**Data in this exercise:**
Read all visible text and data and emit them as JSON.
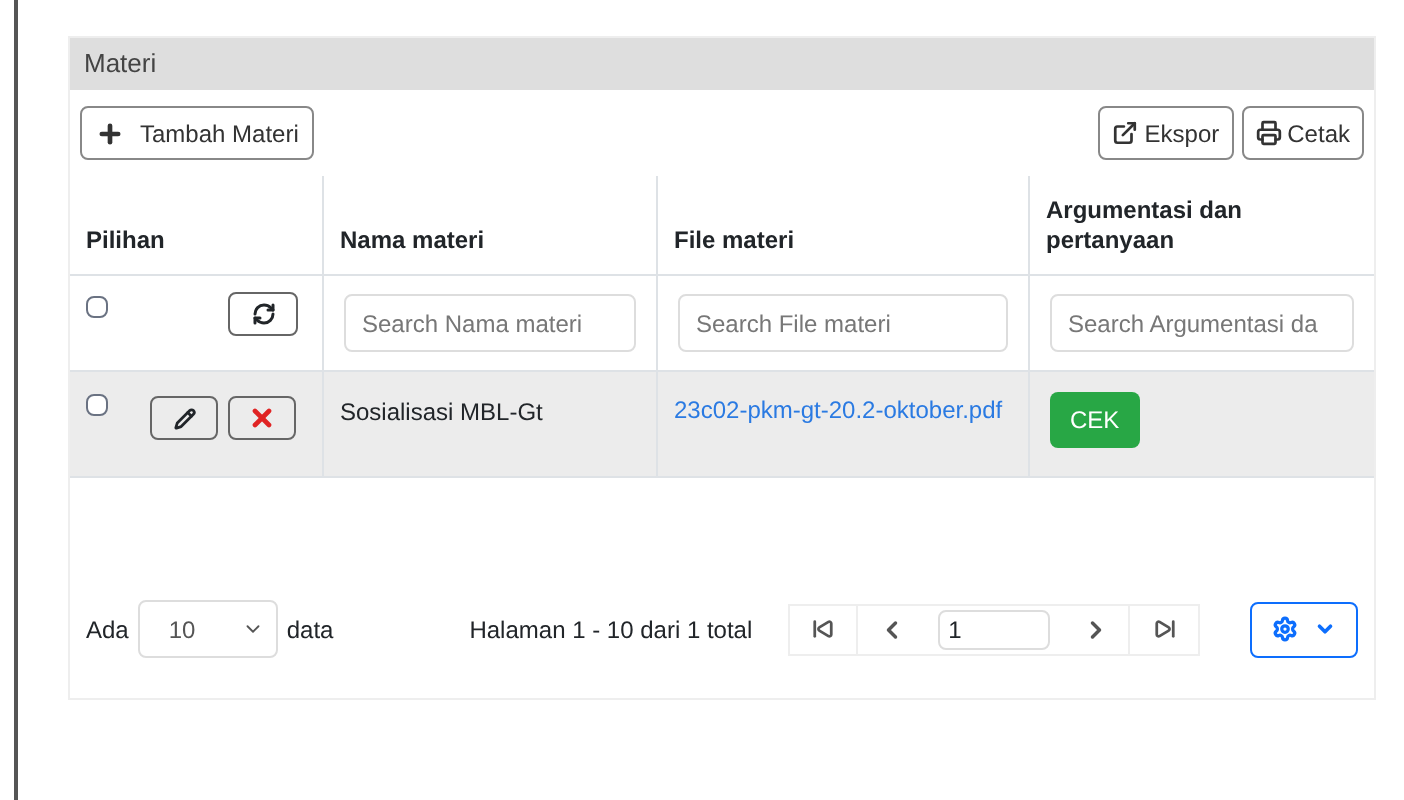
{
  "panel": {
    "title": "Materi"
  },
  "toolbar": {
    "add_button": "Tambah Materi",
    "export_button": "Ekspor",
    "print_button": "Cetak"
  },
  "table": {
    "columns": [
      "Pilihan",
      "Nama materi",
      "File materi",
      "Argumentasi dan pertanyaan"
    ],
    "filters": {
      "checked": false,
      "placeholders": [
        "Search Nama materi",
        "Search File materi",
        "Search Argumentasi da"
      ]
    },
    "rows": [
      {
        "checked": false,
        "name": "Sosialisasi MBL-Gt",
        "file": "23c02-pkm-gt-20.2-oktober.pdf",
        "action": "CEK"
      }
    ]
  },
  "footer": {
    "prefix": "Ada",
    "page_size": "10",
    "suffix": "data",
    "summary": "Halaman 1 - 10 dari 1 total",
    "page": "1"
  }
}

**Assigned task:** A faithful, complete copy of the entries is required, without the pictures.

**Result below:**
Read all visible text and data and emit them as JSON.
{
  "panel": {
    "title": "Materi"
  },
  "toolbar": {
    "add_button": "Tambah Materi",
    "export_button": "Ekspor",
    "print_button": "Cetak"
  },
  "table": {
    "columns": [
      "Pilihan",
      "Nama materi",
      "File materi",
      "Argumentasi dan pertanyaan"
    ],
    "filters": {
      "checked": false,
      "placeholders": [
        "Search Nama materi",
        "Search File materi",
        "Search Argumentasi da"
      ]
    },
    "rows": [
      {
        "checked": false,
        "name": "Sosialisasi MBL-Gt",
        "file": "23c02-pkm-gt-20.2-oktober.pdf",
        "action": "CEK"
      }
    ]
  },
  "footer": {
    "prefix": "Ada",
    "page_size": "10",
    "suffix": "data",
    "summary": "Halaman 1 - 10 dari 1 total",
    "page": "1"
  }
}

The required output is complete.